= Beginning of Section =
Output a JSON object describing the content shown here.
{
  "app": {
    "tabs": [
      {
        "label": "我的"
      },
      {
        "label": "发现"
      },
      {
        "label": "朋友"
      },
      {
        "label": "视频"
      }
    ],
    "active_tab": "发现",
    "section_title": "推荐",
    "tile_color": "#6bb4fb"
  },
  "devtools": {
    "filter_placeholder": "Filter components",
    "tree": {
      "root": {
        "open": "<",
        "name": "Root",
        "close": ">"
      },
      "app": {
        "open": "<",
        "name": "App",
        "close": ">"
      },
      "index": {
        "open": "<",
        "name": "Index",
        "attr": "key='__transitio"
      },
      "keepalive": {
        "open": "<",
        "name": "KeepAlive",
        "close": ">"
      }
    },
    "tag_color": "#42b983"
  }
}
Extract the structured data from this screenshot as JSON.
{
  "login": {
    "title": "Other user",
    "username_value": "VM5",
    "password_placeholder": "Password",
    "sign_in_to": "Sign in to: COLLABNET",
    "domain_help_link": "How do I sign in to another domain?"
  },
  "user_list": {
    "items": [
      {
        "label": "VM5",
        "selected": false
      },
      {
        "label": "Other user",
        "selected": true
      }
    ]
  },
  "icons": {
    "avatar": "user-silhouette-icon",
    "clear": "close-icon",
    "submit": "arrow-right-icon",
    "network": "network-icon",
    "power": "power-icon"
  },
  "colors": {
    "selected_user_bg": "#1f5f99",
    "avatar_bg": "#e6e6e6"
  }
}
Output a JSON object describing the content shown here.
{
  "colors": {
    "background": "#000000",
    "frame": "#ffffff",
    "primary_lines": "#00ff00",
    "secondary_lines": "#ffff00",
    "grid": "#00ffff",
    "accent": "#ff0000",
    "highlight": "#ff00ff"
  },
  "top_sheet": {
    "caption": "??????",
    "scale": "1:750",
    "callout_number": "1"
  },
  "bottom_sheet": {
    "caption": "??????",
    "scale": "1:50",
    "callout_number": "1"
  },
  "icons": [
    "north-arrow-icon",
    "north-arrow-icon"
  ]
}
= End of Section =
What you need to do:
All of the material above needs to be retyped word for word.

Result of this exercise:
Output a JSON object describing the content shown here.
{
  "app": {
    "tabs": [
      {
        "label": "我的"
      },
      {
        "label": "发现"
      },
      {
        "label": "朋友"
      },
      {
        "label": "视频"
      }
    ],
    "active_tab": "发现",
    "section_title": "推荐",
    "tile_color": "#6bb4fb"
  },
  "devtools": {
    "filter_placeholder": "Filter components",
    "tree": {
      "root": {
        "open": "<",
        "name": "Root",
        "close": ">"
      },
      "app": {
        "open": "<",
        "name": "App",
        "close": ">"
      },
      "index": {
        "open": "<",
        "name": "Index",
        "attr": "key='__transitio"
      },
      "keepalive": {
        "open": "<",
        "name": "KeepAlive",
        "close": ">"
      }
    },
    "tag_color": "#42b983"
  }
}
Extract the structured data from this screenshot as JSON.
{
  "login": {
    "title": "Other user",
    "username_value": "VM5",
    "password_placeholder": "Password",
    "sign_in_to": "Sign in to: COLLABNET",
    "domain_help_link": "How do I sign in to another domain?"
  },
  "user_list": {
    "items": [
      {
        "label": "VM5",
        "selected": false
      },
      {
        "label": "Other user",
        "selected": true
      }
    ]
  },
  "icons": {
    "avatar": "user-silhouette-icon",
    "clear": "close-icon",
    "submit": "arrow-right-icon",
    "network": "network-icon",
    "power": "power-icon"
  },
  "colors": {
    "selected_user_bg": "#1f5f99",
    "avatar_bg": "#e6e6e6"
  }
}
Output a JSON object describing the content shown here.
{
  "colors": {
    "background": "#000000",
    "frame": "#ffffff",
    "primary_lines": "#00ff00",
    "secondary_lines": "#ffff00",
    "grid": "#00ffff",
    "accent": "#ff0000",
    "highlight": "#ff00ff"
  },
  "top_sheet": {
    "caption": "??????",
    "scale": "1:750",
    "callout_number": "1"
  },
  "bottom_sheet": {
    "caption": "??????",
    "scale": "1:50",
    "callout_number": "1"
  },
  "icons": [
    "north-arrow-icon",
    "north-arrow-icon"
  ]
}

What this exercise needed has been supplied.